#### Material for the task

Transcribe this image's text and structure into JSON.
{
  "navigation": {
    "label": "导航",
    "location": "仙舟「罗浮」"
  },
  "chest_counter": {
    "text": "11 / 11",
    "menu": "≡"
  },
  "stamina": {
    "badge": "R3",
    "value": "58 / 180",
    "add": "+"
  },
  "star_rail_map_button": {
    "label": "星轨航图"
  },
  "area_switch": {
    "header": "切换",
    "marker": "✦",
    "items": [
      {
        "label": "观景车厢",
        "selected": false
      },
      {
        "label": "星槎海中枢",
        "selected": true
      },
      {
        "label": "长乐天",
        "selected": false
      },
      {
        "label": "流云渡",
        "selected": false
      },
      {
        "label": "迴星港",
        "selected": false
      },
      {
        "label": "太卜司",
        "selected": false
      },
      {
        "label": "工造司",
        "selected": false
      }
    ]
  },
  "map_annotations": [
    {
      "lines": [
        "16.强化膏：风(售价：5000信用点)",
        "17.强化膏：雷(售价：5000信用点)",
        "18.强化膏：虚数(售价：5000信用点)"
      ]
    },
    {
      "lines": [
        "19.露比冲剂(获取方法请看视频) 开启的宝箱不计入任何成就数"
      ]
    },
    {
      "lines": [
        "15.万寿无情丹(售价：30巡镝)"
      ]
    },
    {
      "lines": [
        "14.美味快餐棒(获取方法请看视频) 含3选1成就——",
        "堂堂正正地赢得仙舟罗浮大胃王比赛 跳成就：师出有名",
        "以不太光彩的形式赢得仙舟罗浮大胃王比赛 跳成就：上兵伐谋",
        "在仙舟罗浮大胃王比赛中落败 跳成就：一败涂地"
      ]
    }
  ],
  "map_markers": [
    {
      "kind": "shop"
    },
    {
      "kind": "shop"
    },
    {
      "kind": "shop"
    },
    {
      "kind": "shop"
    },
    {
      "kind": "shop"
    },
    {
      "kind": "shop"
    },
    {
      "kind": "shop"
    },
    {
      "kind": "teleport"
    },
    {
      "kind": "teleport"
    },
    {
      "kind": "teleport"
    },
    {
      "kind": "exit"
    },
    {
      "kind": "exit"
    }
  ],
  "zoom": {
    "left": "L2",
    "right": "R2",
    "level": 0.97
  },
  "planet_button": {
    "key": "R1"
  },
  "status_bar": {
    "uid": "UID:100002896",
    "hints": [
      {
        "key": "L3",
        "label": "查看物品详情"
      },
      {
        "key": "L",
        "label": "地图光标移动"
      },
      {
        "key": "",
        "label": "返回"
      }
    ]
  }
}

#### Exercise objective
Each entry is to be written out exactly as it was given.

#### Finished task
Transcribe this image's text and structure into JSON.
{
  "navigation": {
    "label": "导航",
    "location": "仙舟「罗浮」"
  },
  "chest_counter": {
    "text": "11 / 11",
    "menu": "≡"
  },
  "stamina": {
    "badge": "R3",
    "value": "58 / 180",
    "add": "+"
  },
  "star_rail_map_button": {
    "label": "星轨航图"
  },
  "area_switch": {
    "header": "切换",
    "marker": "✦",
    "items": [
      {
        "label": "观景车厢",
        "selected": false
      },
      {
        "label": "星槎海中枢",
        "selected": true
      },
      {
        "label": "长乐天",
        "selected": false
      },
      {
        "label": "流云渡",
        "selected": false
      },
      {
        "label": "迴星港",
        "selected": false
      },
      {
        "label": "太卜司",
        "selected": false
      },
      {
        "label": "工造司",
        "selected": false
      }
    ]
  },
  "map_annotations": [
    {
      "lines": [
        "16.强化膏：风(售价：5000信用点)",
        "17.强化膏：雷(售价：5000信用点)",
        "18.强化膏：虚数(售价：5000信用点)"
      ]
    },
    {
      "lines": [
        "19.露比冲剂(获取方法请看视频) 开启的宝箱不计入任何成就数"
      ]
    },
    {
      "lines": [
        "15.万寿无情丹(售价：30巡镝)"
      ]
    },
    {
      "lines": [
        "14.美味快餐棒(获取方法请看视频) 含3选1成就——",
        "堂堂正正地赢得仙舟罗浮大胃王比赛 跳成就：师出有名",
        "以不太光彩的形式赢得仙舟罗浮大胃王比赛 跳成就：上兵伐谋",
        "在仙舟罗浮大胃王比赛中落败 跳成就：一败涂地"
      ]
    }
  ],
  "map_markers": [
    {
      "kind": "shop"
    },
    {
      "kind": "shop"
    },
    {
      "kind": "shop"
    },
    {
      "kind": "shop"
    },
    {
      "kind": "shop"
    },
    {
      "kind": "shop"
    },
    {
      "kind": "shop"
    },
    {
      "kind": "teleport"
    },
    {
      "kind": "teleport"
    },
    {
      "kind": "teleport"
    },
    {
      "kind": "exit"
    },
    {
      "kind": "exit"
    }
  ],
  "zoom": {
    "left": "L2",
    "right": "R2",
    "level": 0.97
  },
  "planet_button": {
    "key": "R1"
  },
  "status_bar": {
    "uid": "UID:100002896",
    "hints": [
      {
        "key": "L3",
        "label": "查看物品详情"
      },
      {
        "key": "L",
        "label": "地图光标移动"
      },
      {
        "key": "",
        "label": "返回"
      }
    ]
  }
}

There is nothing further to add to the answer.